**Dataset rows describing interfaces**
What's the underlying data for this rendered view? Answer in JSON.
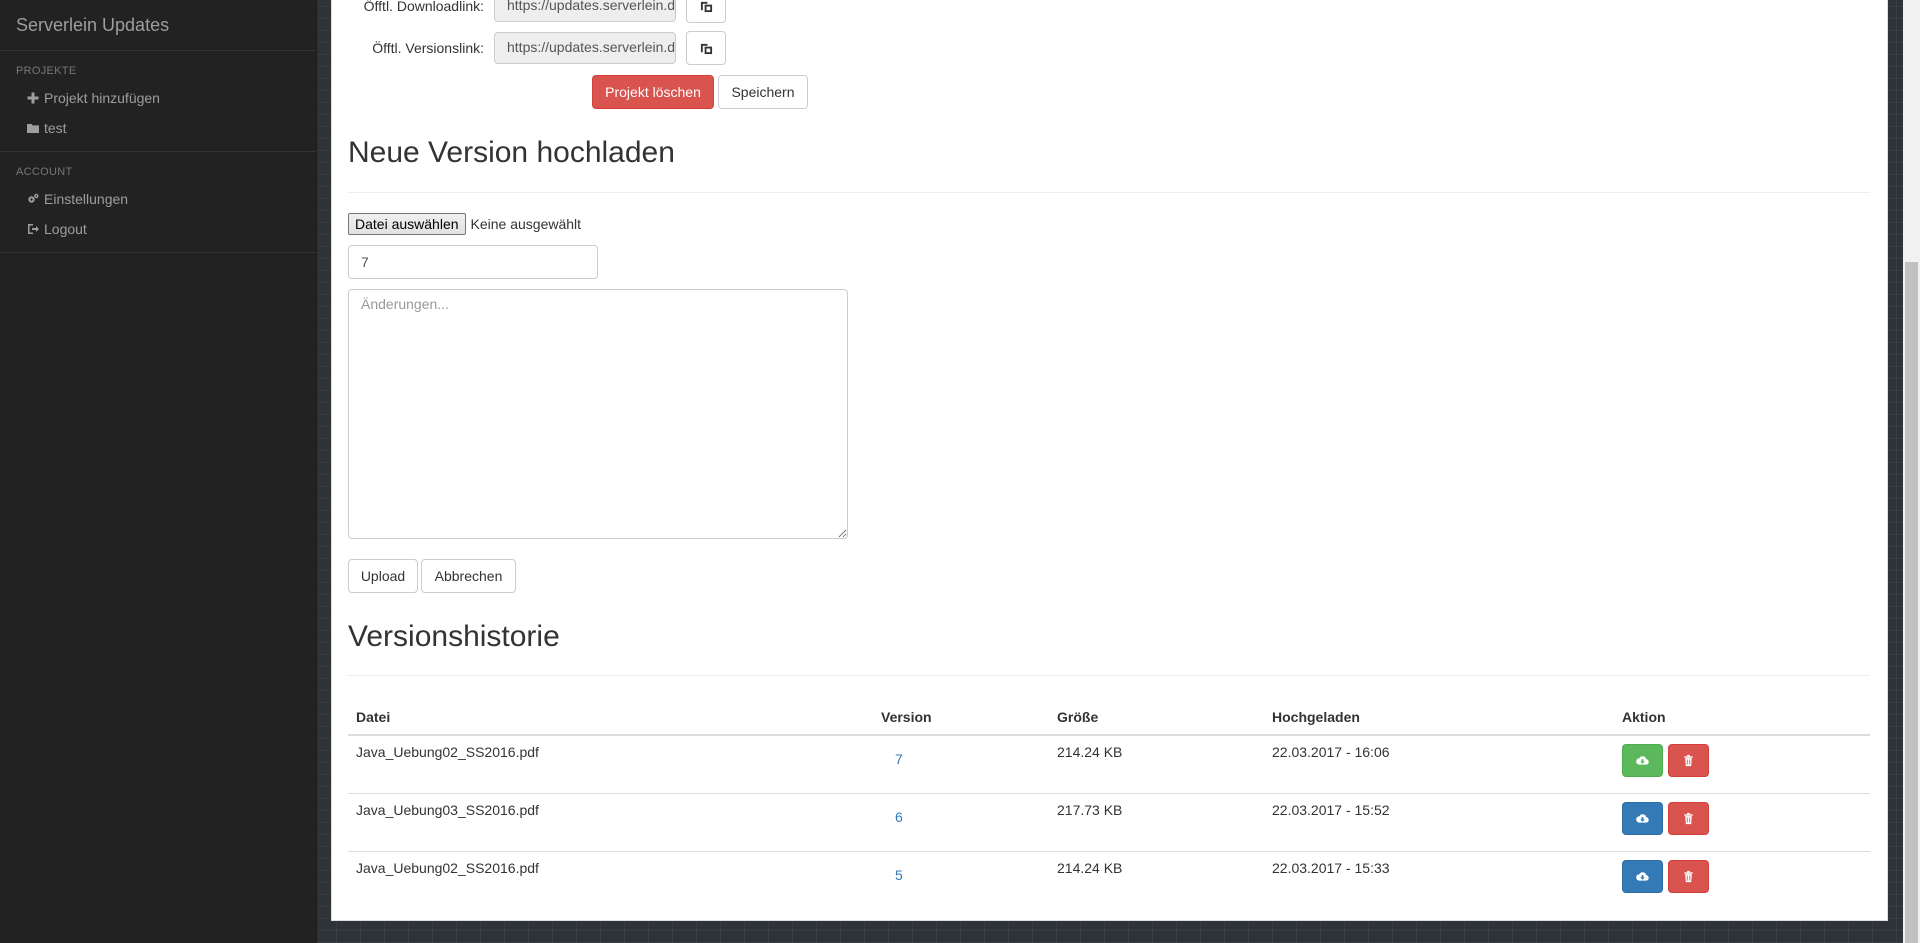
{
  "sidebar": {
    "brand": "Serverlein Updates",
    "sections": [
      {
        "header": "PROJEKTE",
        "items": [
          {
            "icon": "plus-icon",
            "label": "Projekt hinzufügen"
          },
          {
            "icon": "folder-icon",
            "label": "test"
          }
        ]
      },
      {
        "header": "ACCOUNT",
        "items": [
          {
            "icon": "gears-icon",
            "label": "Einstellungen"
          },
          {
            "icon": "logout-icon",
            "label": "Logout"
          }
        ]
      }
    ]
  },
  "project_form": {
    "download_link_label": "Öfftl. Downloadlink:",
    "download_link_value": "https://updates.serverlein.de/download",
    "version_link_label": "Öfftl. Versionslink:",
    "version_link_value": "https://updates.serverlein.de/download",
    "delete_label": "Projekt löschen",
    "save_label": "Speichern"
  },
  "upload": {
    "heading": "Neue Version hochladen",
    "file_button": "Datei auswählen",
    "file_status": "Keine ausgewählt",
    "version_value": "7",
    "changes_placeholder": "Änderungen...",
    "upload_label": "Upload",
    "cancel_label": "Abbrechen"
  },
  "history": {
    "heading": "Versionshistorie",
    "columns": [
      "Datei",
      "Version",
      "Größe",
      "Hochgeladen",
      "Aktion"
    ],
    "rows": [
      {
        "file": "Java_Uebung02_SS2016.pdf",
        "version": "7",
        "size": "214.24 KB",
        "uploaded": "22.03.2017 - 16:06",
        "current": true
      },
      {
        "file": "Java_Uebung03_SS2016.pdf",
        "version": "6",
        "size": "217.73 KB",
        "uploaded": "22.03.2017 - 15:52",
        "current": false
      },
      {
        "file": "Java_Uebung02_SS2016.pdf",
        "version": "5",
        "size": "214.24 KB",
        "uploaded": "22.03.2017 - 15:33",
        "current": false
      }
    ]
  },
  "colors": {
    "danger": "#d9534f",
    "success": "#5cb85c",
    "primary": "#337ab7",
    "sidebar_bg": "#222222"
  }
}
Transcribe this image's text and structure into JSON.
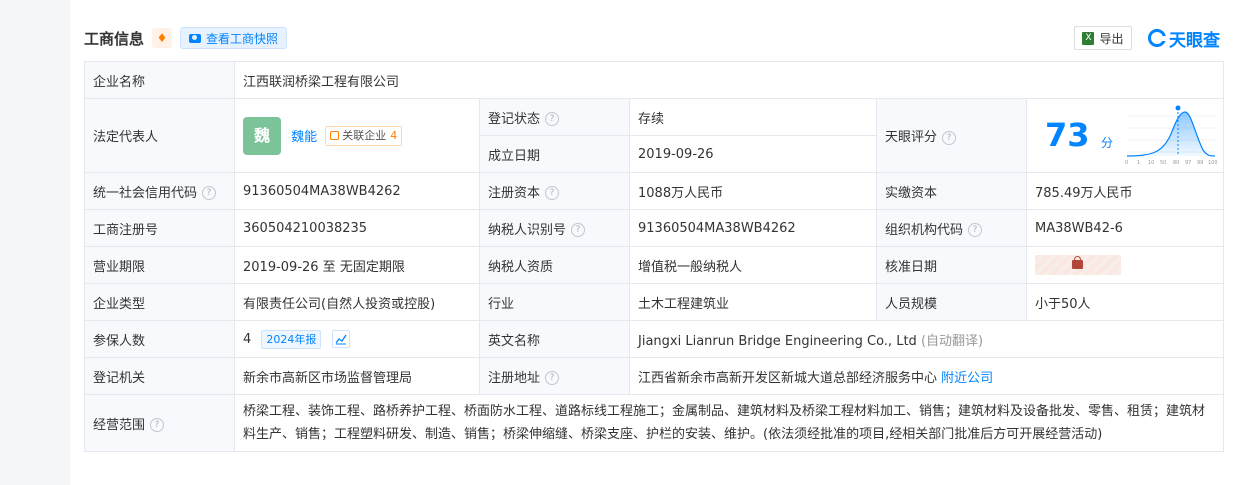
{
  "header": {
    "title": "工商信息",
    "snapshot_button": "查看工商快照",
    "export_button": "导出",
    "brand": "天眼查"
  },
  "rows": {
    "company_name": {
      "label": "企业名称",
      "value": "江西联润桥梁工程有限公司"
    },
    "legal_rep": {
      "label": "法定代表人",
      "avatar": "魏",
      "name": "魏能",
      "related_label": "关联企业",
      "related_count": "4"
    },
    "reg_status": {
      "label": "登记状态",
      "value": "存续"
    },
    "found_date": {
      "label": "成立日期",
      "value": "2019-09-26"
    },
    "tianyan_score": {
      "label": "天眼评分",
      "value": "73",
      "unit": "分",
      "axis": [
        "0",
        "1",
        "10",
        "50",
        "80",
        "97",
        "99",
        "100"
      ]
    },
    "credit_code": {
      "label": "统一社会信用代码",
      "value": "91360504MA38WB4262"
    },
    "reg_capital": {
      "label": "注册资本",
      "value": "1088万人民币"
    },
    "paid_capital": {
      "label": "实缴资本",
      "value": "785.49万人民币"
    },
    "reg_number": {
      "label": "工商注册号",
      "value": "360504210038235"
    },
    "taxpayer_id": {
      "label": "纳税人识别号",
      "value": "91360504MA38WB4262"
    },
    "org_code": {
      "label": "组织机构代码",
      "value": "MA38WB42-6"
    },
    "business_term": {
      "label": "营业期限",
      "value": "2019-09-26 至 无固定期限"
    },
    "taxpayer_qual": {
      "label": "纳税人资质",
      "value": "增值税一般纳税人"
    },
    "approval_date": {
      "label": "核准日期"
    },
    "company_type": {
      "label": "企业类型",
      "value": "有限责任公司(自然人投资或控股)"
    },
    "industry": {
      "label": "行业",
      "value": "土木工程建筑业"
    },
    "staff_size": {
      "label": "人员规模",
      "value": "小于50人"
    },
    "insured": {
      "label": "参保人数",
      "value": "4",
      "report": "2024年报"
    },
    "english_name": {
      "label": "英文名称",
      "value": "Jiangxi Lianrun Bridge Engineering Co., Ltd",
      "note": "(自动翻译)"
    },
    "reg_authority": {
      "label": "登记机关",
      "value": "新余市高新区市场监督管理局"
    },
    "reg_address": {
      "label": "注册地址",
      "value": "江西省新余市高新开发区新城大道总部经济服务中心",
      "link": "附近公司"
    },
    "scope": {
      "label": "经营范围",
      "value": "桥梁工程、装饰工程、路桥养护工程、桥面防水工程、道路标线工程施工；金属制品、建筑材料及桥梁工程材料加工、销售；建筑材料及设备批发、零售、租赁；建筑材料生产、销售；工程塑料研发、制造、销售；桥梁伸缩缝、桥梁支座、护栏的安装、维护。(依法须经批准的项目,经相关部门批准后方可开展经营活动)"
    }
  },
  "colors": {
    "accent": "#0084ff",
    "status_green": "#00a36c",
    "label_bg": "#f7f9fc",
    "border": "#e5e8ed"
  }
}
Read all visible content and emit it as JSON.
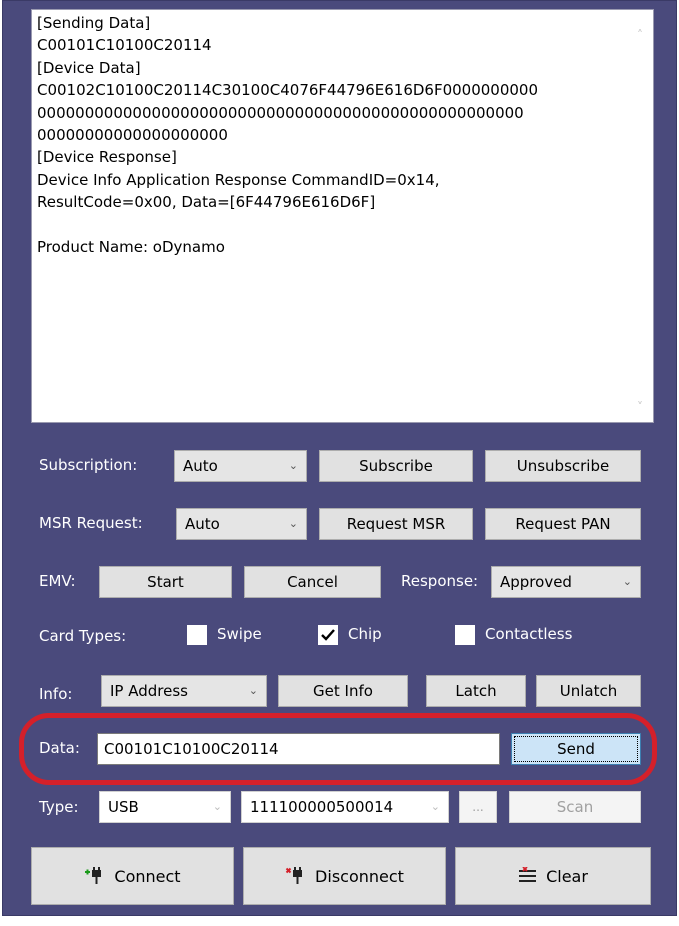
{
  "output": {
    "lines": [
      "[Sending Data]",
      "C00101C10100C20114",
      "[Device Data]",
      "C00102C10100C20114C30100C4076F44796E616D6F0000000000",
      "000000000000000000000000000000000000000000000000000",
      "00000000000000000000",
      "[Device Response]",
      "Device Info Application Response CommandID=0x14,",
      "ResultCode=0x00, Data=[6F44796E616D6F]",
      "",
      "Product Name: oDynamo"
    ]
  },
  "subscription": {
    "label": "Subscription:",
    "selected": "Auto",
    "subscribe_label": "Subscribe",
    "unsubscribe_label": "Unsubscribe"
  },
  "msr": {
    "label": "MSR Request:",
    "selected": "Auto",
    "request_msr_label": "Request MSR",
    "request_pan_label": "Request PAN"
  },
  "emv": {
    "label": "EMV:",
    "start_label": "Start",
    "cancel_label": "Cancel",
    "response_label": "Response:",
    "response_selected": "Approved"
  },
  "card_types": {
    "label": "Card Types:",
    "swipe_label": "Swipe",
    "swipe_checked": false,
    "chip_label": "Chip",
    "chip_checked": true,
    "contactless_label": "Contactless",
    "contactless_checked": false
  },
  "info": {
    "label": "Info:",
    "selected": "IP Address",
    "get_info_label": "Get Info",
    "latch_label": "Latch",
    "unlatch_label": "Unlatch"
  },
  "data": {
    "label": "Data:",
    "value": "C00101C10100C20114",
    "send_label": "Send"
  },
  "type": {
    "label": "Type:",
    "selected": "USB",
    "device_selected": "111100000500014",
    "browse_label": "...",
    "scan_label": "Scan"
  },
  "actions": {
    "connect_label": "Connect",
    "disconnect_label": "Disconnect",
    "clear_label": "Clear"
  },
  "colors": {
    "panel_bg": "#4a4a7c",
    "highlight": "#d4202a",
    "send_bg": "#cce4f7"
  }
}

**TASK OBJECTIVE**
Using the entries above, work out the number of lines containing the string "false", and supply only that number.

**ANSWER SECTION**
4